Mohammad Alizadeh (Cisco Systems)
CONGA: Congestion-Aware Load Balancing for Datacenters

12:15pm, Thursday, April 16 2015
Gates 104

About the Talk

Modern datacenter fabrics must provide immense bandwidth — 10s of Tbps across 1000s of ports — to support demanding applications such as big data analytics and large-scale web services. They achieve this by spreading traffic over many paths across dense, multipath topologies. Yet, state-of-the-art multipath load balancing mechanisms in datacenter networks are inefficient and fragile. In this talk, I will present CONGA, a new in-network load balancing solution that we have developed over the last few years as part of Cisco’s Application Centric Infrastructure (ACI) datacenter fabric products. CONGA dynamically balances load based on real-time congestion measurements within the data-path, and seamlessly handles topological asymmetries (e.g., due to link failures), all without needing any end-host or TCP modifications.

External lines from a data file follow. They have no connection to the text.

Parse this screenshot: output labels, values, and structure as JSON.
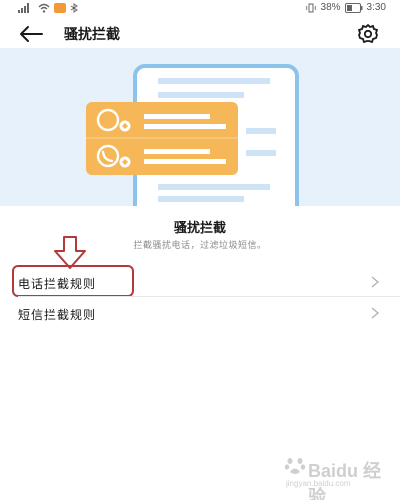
{
  "status_bar": {
    "battery_percent": "38%",
    "time": "3:30",
    "icons": [
      "signal-icon",
      "wifi-icon",
      "notification-badge-icon",
      "bluetooth-icon",
      "vibrate-icon",
      "battery-icon"
    ]
  },
  "header": {
    "title": "骚扰拦截",
    "back_icon": "back-arrow-icon",
    "settings_icon": "gear-icon"
  },
  "main": {
    "section_title": "骚扰拦截",
    "section_desc": "拦截骚扰电话，过滤垃圾短信。",
    "rules": [
      {
        "label": "电话拦截规则"
      },
      {
        "label": "短信拦截规则"
      }
    ]
  },
  "annotations": {
    "arrow_color": "#b23a3a",
    "highlight_color": "#b23a3a"
  },
  "watermark": {
    "logo_text": "Baidu 经验",
    "sub_text": "jingyan.baidu.com"
  },
  "colors": {
    "hero_bg": "#e6f1fb",
    "phone_frame": "#8cc3ea",
    "card_orange": "#f6b759"
  }
}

I will discuss CONGA’s key design decisions, and briefly highlight analysis and testbed experiments that demonstrate CONGA’s effectiveness.

About the Speaker

Mohammad Alizadeh is a principal engineer at Cisco, which he joined through the acquisition of networking startup, Insieme Networks, in December 2013. Starting in the fall, he will join the EECS department at MIT as an assistant professor. Mohammad’s research interests are in the areas of computer networks and systems. His recent projects focus on architectures and algorithms for large-scale datacenters, particularly, predictable high performance networks for real-time web and big data applications. His research on datacenter transport has been implemented in commercial (Windows Server 2012) and open source (Linux) operating systems, and major datacenter fabric products (Cisco ACI). Mohammad is a recipient of several awards, including the SIGCOMM 2014 best paper award and the Numerical Technologies Inc. Prize and Fellowship. He received his PhD in Electrical Engineering from Stanford University in 2013.